Sunday, 9 June 2013

Fantasy - the easy way out?

On a writers’ forum I visit occasionally, someone recently posted a link to a grammar quiz and challenged everyone to test their knowledge. One member tried it, didn’t do particularly well and commented, “It’s a good job I write fantasy.” This comment summed up, I think, how a lot of people judge fantasy authors.  There seems to be a general opinion that fantasy authors, especially self-published ones, only write fantasy because they’re not very good writers and it’s the easiest genre to write. I have reached the stage where I would rather tell someone that I write articles, than tell them I write fantasy. Even worse – I write children’s fantasy! Their eyes glaze a little when I say I’m self-published and then when I say I write fantasy, their lips twist into a smug smile that says to me, ‘not a real writer, obviously’.

The truth is that fantasy, written properly, is a difficult genre to handle. Writers in other genres have their world, with all its rules and regulations, set for them. They simply have to find a plot and some characters and then follow those rules. Yes, they may have to do some research, but once they know the rules, their path is set.

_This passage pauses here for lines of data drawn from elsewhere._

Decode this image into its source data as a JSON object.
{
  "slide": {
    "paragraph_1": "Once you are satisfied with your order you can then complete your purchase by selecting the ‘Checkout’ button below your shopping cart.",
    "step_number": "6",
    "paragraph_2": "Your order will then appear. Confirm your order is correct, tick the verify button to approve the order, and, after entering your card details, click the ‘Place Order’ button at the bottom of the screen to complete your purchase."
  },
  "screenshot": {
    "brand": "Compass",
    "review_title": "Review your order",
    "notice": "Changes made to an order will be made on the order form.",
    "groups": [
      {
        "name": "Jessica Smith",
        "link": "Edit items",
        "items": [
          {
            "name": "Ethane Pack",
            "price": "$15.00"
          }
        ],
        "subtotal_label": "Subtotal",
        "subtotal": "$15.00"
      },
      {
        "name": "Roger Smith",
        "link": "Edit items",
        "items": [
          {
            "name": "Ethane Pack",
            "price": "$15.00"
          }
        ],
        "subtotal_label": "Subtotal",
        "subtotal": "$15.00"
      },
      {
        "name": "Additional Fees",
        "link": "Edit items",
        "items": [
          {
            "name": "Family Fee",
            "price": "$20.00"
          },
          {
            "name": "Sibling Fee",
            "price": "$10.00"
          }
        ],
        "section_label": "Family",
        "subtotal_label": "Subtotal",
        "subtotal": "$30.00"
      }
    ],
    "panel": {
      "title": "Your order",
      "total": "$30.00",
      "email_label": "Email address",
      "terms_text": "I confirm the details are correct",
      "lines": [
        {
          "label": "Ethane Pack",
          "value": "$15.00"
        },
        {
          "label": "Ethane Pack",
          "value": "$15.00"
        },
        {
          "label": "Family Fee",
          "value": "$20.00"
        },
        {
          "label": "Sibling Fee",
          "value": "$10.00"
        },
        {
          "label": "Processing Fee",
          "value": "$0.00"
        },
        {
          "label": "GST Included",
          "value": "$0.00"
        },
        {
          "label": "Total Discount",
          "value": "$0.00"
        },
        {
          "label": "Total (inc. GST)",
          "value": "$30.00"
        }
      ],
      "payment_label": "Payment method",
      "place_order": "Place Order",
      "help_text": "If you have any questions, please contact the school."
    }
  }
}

Fantasy writers, on the other hand, have to create a whole new world. That new world has to work and be clearly defined. Magic can’t simply be thrown in to save the hero; it has to follow the rules set and kept by the author. Furthermore, to satisfy readers, fantasy worlds have to be different from each other. If all fantasy authors wrote of worlds that mirrored medieval Europe, then readers would soon tire of reading their books.  Extra effort has to go into making new worlds unique in as many ways as possible.  Cliché plots and characters are not tolerated either.

I think this is why I love the fantasy of Ursula Le Guin so much. Her fantasy worlds are truly unique. As I’m not into the sort of fantasy that includes fierce battles, dungeons and torture, her gentle worlds appeal to me. They are so different and yet so clearly drawn that they become real as I read. She is, as far as I’m concerned, one of the best writers in any genre. If I could write half as well as her, I’d be a very happy writer.


Oh, by the way, if you’re interested, I scored 9/10 on the test. I couldn’t have told you the rule I was following to get the answers, but…

1 comment:

lizy-expat-writer said...

the first novel I ever wrote - about ten years ago - was a fantasy. It was fun creating my own world but that world must still be consistent within its own bounds. Trouble is, too many agents specify "no fantasy".